This is a usually sparse shrub or small tree up to 8 metres tall recorded from dry rainforests and vine thickets between the Hunter River, NSW to NE QLD. It has a slightly pendulous branching habit and silvery white branchlet ends, with the underside of the leaves having a distinct silvery white colour. Narrow-leaved Croton bears racemes of small creamy brown flowers (April to December) followed by brown, hairy, 3 lobed capsule fruit (ripe June to December). Locally, this Croton is found to the west of Brisbane growing in quite dry and harsh conditions. I have observed it as a regrowth plant in semi-evergreen vine thicket (Rosewood scrub) along road reserves in the vicinity of Rosewood just outside Ipswich. This species would be a fast growing, interesting and very hardy garden plant, though unfortunately it is not commonly propagated.

White croton (Croton stigmatosus)

The species name is derived from Latin 'stigmata' for stigma and 'osus' for pronounced - this refers to the conspicuous stigma of the flower).
White croton is a large shrub or small tree growing up to 15 metres in height (though usually much smaller) recorded from subtropical and dry rainforests between the Hastings River, NSW and Imbil,Qld. This Croton has slender hairy and slightly scaly branchlets with leaves which are also slightly hairy on top and ensely covered wih silvery grey felt-like star hairs below. Racemes of creamy brown flowers (September to December) are followed by grey brown oblong to 3 lobed hairy capsule fruit (ripe December to February).
White Croton is quite uncommon locally. It would be a good plant for the home garden, its chief attraction being its soft, hairy silver foliage. young plants are fast growing and have much larger leaves than adult plants and would make interesting and attractive pot plants.
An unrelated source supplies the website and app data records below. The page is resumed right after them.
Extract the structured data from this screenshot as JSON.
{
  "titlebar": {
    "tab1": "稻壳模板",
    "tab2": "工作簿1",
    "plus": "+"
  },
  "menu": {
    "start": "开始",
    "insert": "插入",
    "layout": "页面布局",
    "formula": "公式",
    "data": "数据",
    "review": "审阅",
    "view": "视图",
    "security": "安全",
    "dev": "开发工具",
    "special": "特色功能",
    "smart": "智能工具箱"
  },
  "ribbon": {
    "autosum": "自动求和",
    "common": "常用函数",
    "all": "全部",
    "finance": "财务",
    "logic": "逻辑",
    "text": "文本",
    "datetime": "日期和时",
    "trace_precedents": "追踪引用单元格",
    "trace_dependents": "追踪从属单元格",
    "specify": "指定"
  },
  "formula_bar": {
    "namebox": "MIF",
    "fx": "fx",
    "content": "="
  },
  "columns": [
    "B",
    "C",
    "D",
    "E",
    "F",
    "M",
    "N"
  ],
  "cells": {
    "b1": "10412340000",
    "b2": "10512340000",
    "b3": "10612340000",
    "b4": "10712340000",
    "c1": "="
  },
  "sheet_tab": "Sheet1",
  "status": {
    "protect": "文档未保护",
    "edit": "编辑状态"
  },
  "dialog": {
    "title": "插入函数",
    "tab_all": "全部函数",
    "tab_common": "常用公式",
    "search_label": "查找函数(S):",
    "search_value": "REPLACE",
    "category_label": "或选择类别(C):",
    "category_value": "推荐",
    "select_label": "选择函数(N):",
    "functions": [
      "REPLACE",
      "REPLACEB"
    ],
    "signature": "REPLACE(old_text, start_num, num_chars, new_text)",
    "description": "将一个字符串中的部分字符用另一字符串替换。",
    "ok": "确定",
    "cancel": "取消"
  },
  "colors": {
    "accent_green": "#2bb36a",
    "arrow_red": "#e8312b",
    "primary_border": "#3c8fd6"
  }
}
Native Cascarilla (Croton verreauxii)

Native Cascarilla
Native Cascarilla
The species name refers to J.P. Verreaux, a botanical collector from 19th century Tasmania).
Native Cascarilla is a large shrub or small tree usually growing up to around 6 metres in height (though it has been measured growing to 20 m!!) recorded from dry rainforest and along the interface between rainforest and eucalypt forest from Illawarra, NSW to Gympie, QLD and close to Darwin, NT. This Croton has relatively smooth branchlets with only a few scattered hairs and scales. Its leaves are soft, hairless, thin and green above and below and are distinctly finely toothed along the margins. Native Cascarilla bears small yellow-green flowers (November to January) which are followed by globular orange-brown capsule fruit (ripe March to July).

This Croton is similar to Croton insularis in that the older leaves on the plant turn orange before dropping and the bark emits a pleasant odour when injured. This plant is relatively commonly encountered in local rainforest remnants, especially along the exposed, sunnier edges of the forest where it acts as a pioneer species. It would be an easily grown addition to a home garden and would suit even a small yard as it does not get too big.

A few words on propagation
All of the local Crotons can be propagated from fresh seed or vegetative cuttings.

References

Floyd, A.G. (1989) Rainforest Trees of Mainland South-Eastem Australia. Inkata Press, Sydney.

Hauser, J.S. & Blok, J. (1998) Fragments of Green, an identification field guide for rainforest plants of the greater Brisbane region to the Border Ranges. Australian Rainforest Conservation Society, Brisbane.
(The diagrams have all been taken from `Fragments of Green' . Ed)